▸ ASSIGNMENT
If a line of the material holds the string "data", please copy it.
◇ ◇ ◇ ◇ ◇ ◇ ◇
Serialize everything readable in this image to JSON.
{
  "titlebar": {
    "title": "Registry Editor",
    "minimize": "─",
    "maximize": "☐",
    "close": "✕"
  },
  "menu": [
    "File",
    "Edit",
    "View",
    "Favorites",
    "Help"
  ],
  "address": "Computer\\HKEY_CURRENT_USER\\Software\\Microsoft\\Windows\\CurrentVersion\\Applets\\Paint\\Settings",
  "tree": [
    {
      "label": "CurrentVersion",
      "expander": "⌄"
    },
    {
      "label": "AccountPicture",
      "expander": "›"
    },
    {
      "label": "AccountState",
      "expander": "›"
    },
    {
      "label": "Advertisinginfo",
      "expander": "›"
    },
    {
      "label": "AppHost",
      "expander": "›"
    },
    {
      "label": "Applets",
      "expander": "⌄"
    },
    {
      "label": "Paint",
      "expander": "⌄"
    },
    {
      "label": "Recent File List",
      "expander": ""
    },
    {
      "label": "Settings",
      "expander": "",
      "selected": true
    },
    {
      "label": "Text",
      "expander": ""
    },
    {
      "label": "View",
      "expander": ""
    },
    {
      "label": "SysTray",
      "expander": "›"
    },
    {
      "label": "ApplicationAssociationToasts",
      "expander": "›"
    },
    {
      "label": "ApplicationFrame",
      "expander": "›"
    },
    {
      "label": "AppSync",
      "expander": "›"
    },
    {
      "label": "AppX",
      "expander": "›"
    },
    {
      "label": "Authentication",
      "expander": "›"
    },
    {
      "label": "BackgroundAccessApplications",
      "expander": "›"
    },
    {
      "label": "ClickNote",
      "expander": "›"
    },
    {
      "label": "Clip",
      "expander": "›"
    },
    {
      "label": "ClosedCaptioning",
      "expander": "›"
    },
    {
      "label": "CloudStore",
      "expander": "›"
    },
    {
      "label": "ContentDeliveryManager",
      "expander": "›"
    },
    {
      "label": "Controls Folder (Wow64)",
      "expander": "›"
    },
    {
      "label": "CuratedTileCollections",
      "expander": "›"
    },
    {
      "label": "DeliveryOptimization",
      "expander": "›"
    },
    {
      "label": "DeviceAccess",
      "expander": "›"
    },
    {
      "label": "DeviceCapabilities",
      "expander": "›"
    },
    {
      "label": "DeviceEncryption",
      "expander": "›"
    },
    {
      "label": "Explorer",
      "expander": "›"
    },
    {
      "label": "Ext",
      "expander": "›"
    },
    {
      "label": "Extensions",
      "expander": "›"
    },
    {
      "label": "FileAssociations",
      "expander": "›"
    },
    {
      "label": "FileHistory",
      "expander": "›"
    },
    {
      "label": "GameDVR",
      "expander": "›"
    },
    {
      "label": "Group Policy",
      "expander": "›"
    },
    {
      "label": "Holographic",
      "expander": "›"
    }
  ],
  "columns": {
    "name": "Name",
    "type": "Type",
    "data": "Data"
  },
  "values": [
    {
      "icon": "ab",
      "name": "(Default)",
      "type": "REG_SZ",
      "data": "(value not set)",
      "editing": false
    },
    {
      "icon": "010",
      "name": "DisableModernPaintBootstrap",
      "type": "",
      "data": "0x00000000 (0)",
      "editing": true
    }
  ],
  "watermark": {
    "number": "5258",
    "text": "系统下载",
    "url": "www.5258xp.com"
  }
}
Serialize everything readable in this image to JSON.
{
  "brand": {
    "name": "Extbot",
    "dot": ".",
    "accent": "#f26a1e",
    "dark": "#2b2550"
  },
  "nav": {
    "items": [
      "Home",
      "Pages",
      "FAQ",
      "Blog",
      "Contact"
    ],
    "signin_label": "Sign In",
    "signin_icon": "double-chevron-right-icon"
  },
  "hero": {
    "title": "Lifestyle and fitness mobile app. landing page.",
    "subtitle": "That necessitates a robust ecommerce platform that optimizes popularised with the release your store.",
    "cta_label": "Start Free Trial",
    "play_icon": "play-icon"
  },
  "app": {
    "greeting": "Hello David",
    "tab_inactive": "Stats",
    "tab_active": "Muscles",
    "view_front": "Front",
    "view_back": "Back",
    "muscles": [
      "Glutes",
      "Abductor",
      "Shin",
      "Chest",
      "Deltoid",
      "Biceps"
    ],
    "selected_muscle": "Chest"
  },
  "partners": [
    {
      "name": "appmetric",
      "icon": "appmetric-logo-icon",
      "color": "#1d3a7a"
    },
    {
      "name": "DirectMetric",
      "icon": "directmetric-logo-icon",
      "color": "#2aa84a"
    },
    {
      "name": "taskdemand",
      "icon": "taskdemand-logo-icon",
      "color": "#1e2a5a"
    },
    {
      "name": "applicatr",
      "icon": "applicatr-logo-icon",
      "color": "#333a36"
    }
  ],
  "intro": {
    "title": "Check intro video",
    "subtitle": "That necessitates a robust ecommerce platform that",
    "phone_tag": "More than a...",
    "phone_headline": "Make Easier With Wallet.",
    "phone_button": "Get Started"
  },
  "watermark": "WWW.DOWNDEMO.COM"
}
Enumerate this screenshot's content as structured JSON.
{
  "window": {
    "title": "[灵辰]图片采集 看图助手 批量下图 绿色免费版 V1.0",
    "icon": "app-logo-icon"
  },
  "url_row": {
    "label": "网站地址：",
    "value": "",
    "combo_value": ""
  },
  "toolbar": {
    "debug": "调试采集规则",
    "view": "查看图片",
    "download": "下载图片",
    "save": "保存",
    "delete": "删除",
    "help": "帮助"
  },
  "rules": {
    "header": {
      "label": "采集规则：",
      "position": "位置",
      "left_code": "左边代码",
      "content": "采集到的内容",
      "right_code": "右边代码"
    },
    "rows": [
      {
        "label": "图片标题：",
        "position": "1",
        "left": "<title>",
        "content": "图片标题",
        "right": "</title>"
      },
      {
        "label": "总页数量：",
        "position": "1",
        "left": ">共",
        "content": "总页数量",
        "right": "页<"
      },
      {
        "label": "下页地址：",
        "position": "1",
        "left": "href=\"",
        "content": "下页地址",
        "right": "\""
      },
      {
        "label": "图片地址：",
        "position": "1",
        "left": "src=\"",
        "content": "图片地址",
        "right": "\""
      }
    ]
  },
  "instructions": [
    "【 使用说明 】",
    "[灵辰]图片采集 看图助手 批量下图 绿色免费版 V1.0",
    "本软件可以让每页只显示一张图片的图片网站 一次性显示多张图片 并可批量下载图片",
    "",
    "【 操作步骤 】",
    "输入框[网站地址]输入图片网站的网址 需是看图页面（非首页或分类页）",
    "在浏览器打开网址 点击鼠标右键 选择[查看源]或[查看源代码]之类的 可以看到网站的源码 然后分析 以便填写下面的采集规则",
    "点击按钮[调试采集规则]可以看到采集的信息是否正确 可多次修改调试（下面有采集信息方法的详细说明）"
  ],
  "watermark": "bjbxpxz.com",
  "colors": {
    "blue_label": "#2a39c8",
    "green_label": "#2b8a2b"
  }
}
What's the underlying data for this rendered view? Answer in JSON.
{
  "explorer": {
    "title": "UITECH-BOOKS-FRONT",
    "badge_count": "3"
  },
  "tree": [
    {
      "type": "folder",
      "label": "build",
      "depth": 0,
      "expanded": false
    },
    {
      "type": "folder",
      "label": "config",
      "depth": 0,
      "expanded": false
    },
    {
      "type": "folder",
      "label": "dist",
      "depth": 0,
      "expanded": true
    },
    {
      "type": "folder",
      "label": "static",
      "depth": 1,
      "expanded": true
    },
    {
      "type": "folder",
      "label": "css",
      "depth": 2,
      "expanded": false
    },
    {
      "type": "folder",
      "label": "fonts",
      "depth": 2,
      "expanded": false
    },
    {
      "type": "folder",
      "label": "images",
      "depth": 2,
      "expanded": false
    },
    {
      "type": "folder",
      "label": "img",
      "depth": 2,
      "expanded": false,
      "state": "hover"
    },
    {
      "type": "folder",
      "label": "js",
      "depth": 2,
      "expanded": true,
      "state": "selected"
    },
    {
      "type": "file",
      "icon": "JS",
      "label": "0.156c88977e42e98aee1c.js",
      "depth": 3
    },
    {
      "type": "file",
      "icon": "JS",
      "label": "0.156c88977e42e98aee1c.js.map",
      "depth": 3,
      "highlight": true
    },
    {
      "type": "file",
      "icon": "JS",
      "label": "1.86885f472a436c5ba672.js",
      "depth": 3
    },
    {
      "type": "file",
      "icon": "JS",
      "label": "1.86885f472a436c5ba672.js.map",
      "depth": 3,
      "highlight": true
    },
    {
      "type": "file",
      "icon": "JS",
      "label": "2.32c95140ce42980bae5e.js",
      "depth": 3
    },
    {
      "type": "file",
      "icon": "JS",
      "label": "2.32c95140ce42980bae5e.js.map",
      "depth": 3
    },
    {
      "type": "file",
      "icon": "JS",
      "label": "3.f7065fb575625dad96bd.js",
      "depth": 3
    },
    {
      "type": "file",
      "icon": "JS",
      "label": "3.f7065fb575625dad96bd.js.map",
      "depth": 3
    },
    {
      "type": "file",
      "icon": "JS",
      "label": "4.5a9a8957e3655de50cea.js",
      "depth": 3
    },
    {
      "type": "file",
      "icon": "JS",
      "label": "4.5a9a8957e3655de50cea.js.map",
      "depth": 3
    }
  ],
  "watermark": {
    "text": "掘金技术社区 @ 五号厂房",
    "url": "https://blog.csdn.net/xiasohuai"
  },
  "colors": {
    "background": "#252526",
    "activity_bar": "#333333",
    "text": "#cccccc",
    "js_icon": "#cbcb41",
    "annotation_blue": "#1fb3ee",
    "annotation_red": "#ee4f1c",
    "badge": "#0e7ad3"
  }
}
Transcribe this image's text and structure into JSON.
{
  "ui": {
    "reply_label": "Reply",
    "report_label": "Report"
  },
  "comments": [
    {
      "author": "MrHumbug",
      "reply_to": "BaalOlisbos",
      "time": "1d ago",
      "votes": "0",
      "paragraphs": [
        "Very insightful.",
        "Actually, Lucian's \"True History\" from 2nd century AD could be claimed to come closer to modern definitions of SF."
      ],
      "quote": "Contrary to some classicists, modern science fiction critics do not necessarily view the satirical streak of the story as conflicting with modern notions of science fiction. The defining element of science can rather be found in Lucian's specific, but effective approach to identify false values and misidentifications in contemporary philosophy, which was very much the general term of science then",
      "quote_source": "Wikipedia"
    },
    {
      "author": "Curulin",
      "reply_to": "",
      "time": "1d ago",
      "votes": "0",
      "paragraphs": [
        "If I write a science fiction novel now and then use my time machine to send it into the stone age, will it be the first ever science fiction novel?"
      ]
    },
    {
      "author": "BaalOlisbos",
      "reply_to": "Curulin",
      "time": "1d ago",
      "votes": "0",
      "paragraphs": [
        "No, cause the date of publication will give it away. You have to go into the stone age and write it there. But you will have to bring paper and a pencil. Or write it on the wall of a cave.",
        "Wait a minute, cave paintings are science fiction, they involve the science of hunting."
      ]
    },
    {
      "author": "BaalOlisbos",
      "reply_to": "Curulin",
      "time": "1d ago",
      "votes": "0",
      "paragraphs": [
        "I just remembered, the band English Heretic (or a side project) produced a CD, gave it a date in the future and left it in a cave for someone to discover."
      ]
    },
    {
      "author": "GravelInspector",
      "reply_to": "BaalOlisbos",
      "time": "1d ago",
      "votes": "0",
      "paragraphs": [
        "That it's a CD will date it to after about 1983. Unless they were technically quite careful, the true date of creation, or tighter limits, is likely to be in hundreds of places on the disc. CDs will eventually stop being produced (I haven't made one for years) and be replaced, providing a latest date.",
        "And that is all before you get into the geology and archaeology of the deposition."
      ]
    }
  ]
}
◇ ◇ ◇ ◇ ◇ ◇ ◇
▸ EXERCISE RESULT
    "data": "Data"
      "data": "(value not set)",
      "data": "0x00000000 (0)",
What's the underlying data for this rendered view? Answer in JSON.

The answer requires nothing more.